_TASK OBJECTIVE_
Work out how many lines in the data hold the string "niveles". Reply with only that number.

(Dataset records)
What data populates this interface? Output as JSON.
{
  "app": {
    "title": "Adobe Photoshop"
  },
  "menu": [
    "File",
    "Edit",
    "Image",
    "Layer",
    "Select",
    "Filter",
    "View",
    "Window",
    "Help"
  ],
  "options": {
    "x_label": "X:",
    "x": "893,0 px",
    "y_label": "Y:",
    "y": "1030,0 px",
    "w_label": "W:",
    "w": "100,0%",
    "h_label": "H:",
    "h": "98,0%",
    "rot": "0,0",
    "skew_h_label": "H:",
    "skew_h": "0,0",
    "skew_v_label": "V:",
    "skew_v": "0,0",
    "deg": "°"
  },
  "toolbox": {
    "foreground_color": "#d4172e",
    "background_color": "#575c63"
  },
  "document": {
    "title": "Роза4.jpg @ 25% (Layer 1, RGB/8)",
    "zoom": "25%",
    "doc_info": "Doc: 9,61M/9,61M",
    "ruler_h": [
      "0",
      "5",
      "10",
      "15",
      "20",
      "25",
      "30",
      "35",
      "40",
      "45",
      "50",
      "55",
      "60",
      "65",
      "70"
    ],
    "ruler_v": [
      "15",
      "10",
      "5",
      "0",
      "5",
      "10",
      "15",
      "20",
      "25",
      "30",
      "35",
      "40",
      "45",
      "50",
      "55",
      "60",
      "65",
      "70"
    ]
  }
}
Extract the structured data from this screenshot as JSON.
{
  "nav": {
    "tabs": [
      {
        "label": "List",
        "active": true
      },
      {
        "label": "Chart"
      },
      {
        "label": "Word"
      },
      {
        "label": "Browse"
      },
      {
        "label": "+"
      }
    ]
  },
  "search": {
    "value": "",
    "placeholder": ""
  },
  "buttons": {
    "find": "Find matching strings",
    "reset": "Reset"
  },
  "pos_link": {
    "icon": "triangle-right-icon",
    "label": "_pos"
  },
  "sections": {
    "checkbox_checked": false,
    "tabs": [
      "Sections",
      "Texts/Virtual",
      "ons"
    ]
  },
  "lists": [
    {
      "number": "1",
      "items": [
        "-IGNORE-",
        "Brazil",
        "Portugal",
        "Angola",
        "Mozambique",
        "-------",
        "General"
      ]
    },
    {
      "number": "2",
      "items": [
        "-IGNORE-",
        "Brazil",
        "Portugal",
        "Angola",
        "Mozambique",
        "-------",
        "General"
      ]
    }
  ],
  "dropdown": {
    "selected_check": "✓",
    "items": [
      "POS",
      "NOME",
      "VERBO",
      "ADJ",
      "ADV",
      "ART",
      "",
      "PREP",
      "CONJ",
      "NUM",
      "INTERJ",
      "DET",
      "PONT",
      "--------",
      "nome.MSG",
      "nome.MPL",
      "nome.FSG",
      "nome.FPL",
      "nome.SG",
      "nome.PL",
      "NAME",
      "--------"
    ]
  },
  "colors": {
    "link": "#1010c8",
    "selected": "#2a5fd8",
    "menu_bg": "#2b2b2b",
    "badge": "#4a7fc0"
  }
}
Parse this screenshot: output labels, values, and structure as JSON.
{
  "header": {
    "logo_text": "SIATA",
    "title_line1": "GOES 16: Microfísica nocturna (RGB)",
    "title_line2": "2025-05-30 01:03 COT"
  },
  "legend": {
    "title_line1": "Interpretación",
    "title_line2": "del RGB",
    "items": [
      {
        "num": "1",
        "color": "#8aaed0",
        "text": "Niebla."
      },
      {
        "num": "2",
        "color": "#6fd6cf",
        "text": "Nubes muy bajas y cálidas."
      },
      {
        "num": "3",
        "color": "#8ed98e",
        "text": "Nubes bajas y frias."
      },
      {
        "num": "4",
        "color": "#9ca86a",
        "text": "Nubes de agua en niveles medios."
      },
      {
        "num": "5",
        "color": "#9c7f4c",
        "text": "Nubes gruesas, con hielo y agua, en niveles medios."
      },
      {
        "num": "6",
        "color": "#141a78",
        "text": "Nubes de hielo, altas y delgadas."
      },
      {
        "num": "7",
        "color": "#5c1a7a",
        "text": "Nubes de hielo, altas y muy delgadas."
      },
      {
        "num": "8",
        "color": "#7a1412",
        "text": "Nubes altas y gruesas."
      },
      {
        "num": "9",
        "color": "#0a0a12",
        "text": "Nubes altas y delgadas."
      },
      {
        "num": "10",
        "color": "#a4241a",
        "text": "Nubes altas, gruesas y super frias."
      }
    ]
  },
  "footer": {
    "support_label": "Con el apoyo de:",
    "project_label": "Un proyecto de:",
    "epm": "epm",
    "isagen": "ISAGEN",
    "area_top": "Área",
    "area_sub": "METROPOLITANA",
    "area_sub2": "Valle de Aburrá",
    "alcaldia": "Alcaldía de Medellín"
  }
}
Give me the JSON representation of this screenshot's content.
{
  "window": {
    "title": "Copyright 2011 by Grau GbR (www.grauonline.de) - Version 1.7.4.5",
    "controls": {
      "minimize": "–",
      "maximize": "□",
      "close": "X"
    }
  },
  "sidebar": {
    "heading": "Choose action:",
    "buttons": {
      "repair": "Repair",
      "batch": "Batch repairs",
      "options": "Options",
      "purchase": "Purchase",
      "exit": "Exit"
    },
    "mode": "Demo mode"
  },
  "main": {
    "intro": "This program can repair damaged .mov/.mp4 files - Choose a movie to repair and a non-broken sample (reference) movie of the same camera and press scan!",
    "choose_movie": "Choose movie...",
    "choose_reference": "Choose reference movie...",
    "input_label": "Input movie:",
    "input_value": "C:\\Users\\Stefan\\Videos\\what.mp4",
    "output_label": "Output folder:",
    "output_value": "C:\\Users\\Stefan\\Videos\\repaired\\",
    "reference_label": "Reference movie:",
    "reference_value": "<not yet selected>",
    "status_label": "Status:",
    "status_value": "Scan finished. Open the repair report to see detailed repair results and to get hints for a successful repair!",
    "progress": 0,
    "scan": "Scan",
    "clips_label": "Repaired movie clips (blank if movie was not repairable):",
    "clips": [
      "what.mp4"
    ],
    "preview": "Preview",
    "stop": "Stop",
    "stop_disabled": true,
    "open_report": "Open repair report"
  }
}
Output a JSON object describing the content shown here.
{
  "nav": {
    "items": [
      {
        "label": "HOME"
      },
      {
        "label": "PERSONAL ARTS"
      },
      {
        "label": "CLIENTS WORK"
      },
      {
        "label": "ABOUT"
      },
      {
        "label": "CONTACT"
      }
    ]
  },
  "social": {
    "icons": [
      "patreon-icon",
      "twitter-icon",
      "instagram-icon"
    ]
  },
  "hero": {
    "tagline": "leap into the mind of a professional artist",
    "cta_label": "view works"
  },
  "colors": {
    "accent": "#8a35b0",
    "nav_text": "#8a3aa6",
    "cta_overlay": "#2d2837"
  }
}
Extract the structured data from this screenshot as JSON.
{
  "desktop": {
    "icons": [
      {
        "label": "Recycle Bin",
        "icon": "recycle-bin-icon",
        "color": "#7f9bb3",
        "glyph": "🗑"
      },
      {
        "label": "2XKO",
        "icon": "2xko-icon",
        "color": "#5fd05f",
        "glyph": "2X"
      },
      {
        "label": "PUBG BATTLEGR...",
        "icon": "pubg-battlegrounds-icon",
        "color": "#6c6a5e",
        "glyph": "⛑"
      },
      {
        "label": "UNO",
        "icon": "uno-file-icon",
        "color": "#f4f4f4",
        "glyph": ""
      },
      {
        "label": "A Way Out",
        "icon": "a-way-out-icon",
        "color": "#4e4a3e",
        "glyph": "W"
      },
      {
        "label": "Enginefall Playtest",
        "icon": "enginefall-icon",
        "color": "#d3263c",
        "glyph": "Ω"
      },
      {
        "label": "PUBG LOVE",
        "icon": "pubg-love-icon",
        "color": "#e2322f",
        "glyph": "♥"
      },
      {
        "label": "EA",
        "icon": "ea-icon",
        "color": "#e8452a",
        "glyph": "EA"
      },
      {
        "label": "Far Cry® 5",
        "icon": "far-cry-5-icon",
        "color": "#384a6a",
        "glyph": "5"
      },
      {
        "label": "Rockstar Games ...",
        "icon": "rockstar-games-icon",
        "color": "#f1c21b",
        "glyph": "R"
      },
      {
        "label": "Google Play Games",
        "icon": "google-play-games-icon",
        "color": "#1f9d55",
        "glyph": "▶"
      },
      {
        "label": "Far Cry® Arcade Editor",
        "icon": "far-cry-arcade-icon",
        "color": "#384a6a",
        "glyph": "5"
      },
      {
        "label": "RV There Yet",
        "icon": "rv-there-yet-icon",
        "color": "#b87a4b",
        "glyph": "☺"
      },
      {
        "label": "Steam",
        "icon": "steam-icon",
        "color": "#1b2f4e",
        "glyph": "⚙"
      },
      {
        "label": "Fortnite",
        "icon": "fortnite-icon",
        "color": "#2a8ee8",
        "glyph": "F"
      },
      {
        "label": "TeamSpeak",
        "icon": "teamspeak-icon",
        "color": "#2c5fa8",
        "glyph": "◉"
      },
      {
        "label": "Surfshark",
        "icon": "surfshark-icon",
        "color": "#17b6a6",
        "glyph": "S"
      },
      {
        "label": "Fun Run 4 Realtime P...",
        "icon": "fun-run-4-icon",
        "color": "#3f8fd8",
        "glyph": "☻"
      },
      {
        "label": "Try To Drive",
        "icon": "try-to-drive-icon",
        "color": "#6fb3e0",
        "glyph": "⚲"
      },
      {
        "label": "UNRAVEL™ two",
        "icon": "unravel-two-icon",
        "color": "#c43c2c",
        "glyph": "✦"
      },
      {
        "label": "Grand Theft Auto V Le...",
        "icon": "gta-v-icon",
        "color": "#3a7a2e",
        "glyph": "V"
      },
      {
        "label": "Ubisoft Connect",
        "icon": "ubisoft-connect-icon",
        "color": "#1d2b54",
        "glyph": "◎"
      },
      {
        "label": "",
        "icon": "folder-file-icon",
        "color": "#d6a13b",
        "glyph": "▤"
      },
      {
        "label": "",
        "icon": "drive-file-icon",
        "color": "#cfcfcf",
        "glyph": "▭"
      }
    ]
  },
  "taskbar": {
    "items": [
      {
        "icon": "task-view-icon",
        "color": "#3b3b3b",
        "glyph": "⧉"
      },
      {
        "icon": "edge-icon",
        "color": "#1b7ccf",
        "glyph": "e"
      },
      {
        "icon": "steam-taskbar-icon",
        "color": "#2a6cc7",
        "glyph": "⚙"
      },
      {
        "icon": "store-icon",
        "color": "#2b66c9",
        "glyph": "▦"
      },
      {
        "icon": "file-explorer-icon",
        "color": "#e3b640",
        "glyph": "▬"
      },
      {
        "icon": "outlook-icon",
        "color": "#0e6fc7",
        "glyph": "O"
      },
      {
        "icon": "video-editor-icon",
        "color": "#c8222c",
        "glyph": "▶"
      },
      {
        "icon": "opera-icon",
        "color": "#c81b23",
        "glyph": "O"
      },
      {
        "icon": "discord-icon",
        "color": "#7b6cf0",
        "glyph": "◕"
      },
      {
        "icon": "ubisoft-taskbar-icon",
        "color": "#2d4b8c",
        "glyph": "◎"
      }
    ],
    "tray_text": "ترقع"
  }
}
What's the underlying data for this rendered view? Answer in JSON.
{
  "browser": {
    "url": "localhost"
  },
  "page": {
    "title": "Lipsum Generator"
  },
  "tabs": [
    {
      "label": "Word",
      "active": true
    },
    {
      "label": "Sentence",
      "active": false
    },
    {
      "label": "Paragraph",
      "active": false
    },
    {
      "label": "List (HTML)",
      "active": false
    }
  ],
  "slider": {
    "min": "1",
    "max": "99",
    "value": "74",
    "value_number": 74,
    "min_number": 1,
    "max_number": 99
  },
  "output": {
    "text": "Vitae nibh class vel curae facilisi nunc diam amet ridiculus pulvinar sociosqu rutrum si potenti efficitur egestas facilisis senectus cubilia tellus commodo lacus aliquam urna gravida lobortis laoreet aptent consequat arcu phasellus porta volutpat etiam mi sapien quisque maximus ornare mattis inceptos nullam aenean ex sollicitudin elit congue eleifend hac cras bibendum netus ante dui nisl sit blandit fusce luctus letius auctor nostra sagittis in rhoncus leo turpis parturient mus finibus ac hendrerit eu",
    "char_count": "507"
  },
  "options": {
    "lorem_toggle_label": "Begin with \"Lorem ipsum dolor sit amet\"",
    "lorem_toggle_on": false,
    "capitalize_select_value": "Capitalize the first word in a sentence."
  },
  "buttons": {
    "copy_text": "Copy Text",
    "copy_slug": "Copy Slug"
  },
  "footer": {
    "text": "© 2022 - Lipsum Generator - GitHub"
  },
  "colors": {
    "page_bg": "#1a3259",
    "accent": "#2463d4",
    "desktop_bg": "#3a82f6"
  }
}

_YOUR SOLUTION_
2